The Minister of State, Department of Energy and Climate Change (Joan Ruddock): I am grateful to the hon. Gentleman for his suggestions. He is absolutely right. There is continuing concern about that matter and about people who are off the gas grid and do not have options. We are looking at ways of dealing with that, particularly through the Energy Bill and mandated tariffs, which could be of some help but not sufficient-I agree with him on that. He suggests publicising what is available to people, which is a good idea and we will certainly look at that.
Paddy Tipping (Sherwood) (Lab): Will the Secretary of State reassure domestic gas consumers that, even in extreme cold weather, good management of the grid, the use of North sea reserves and the interconnector mean that there is no prospect of their supplies being cut off?
Edward Miliband: My hon. Friend raises an important issue. We have seen, on successive days this week, record demand on the grid. Obviously, I am in regular touch with the National Grid about that. It assures me that supply can meet the demand out there, despite the quite extreme weather conditions we are facing. I maintain vigilance on that and talk regularly to the National Grid.
Mr. John Baron (Billericay) (Con): Given the confusion caused by energy companies having more than 4,000 different tariffs, many Opposition Members believe that in order to help people who are paying too much for their energy, and particularly those living in fuel poverty, energy companies should be obliged to publish on all domestic bills whether their customers are on their cheapest tariff. When I raised this issue with the Secretary of State last year-

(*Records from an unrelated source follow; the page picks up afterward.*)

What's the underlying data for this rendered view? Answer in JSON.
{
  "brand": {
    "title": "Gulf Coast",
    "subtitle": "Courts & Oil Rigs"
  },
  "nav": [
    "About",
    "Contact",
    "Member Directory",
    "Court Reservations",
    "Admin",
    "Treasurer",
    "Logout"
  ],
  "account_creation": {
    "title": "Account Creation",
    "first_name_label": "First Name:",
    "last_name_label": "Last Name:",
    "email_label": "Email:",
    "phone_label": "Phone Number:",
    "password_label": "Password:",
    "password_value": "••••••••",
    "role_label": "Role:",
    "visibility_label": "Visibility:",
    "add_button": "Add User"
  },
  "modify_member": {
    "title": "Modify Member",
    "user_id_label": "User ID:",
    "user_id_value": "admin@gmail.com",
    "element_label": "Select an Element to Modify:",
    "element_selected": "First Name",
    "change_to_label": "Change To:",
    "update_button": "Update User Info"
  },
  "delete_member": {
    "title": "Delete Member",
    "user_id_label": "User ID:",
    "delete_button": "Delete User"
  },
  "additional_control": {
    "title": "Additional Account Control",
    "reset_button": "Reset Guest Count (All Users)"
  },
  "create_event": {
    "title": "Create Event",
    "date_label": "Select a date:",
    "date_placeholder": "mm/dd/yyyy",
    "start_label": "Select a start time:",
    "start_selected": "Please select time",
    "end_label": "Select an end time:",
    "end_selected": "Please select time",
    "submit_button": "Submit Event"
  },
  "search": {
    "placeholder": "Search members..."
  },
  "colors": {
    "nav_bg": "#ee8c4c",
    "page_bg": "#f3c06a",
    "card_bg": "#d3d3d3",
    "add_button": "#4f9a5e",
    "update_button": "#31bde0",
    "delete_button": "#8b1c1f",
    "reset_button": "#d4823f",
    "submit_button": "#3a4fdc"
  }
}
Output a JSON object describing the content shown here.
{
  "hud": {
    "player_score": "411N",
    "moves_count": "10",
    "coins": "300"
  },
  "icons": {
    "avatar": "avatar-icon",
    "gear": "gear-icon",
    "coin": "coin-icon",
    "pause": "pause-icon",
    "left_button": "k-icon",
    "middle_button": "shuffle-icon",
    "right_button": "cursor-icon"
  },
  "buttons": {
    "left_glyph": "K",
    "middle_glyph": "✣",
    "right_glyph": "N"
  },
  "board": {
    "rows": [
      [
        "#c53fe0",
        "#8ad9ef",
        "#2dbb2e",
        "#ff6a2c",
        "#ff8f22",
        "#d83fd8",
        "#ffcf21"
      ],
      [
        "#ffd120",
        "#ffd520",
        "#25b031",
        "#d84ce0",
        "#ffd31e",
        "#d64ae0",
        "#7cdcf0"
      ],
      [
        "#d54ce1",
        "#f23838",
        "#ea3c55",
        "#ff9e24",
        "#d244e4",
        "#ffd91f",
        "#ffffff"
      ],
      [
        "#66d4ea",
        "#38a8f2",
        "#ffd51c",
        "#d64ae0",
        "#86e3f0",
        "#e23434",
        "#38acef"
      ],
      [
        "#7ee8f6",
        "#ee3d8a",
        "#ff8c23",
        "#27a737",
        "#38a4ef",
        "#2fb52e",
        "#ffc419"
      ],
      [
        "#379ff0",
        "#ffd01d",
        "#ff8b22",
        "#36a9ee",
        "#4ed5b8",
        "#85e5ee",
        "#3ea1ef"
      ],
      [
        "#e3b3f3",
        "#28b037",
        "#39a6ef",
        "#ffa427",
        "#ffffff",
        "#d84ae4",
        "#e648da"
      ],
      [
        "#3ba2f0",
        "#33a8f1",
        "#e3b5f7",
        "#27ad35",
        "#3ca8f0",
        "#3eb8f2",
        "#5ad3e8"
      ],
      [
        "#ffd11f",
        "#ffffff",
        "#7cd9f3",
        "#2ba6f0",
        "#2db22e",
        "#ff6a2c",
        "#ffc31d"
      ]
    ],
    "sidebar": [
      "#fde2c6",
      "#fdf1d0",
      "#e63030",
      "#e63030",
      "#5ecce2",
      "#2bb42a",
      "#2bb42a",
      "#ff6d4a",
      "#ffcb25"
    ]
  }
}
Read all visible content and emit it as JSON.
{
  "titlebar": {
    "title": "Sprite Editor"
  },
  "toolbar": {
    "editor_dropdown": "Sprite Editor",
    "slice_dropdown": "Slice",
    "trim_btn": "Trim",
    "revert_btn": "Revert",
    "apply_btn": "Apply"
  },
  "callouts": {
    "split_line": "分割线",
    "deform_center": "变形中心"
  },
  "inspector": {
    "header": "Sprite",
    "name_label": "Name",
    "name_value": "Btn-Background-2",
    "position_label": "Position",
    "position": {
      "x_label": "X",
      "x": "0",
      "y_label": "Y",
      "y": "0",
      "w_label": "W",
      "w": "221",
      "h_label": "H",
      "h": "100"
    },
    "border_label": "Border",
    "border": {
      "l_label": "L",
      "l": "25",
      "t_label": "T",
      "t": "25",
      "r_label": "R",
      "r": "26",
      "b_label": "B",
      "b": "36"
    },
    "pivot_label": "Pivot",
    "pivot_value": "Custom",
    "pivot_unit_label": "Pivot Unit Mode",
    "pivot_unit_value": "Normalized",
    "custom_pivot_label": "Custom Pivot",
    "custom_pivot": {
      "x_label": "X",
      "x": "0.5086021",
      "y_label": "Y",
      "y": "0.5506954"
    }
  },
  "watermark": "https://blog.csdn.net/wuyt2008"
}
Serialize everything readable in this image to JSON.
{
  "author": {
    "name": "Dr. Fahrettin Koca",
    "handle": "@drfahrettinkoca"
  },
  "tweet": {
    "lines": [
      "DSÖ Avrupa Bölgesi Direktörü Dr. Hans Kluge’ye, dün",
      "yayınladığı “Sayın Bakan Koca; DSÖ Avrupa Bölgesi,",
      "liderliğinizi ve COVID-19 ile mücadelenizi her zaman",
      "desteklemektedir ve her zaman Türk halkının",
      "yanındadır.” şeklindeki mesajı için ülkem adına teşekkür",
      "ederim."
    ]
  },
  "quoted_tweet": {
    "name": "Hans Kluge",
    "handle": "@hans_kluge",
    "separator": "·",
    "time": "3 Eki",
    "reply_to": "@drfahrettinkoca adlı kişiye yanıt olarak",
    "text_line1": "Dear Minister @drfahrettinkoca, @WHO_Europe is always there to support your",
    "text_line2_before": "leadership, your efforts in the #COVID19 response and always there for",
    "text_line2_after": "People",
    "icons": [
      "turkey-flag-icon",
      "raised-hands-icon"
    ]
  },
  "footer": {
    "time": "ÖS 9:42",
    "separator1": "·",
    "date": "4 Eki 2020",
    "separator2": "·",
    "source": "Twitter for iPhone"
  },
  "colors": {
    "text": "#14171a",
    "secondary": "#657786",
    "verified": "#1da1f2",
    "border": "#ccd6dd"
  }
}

Edward Miliband: The hon. Gentleman has been a doughty fighter on this issue. My understanding is that Ofgem is introducing, as my hon. Friend the Under-Secretary mentioned in an earlier answer, an annual statement that must be provided to customers, and which gives the information the hon. Gentleman wants. I am sure that if that is not the case, the hon. Gentleman will take the matter up with my hon. Friend or myself.
Gwyn Prosser (Dover) (Lab): The village of St. Margaret's in my constituency is working hard to become a low-carbon community. Can the Secretary of State assure us that the funding for the challenge scheme will continue, and will he join me in paying a visit to St. Margaret's to see the excellent work the community is doing?
Edward Miliband: I pay tribute to the community my hon. Friend represents and to the people of St. Margaret's for what they are doing. The low-carbon communities challenge has been a great success in terms of the number of applications received, and we want to help as many communities as possible to be trailblazers for low carbon, showing how the transition to it can make a difference to people's lives through the introduction of smart meters, insulation, renewable energy and a whole range of other measures. All this is part of the positive vision that we must offer for tackling climate change.
|Next Section||Index||Home Page|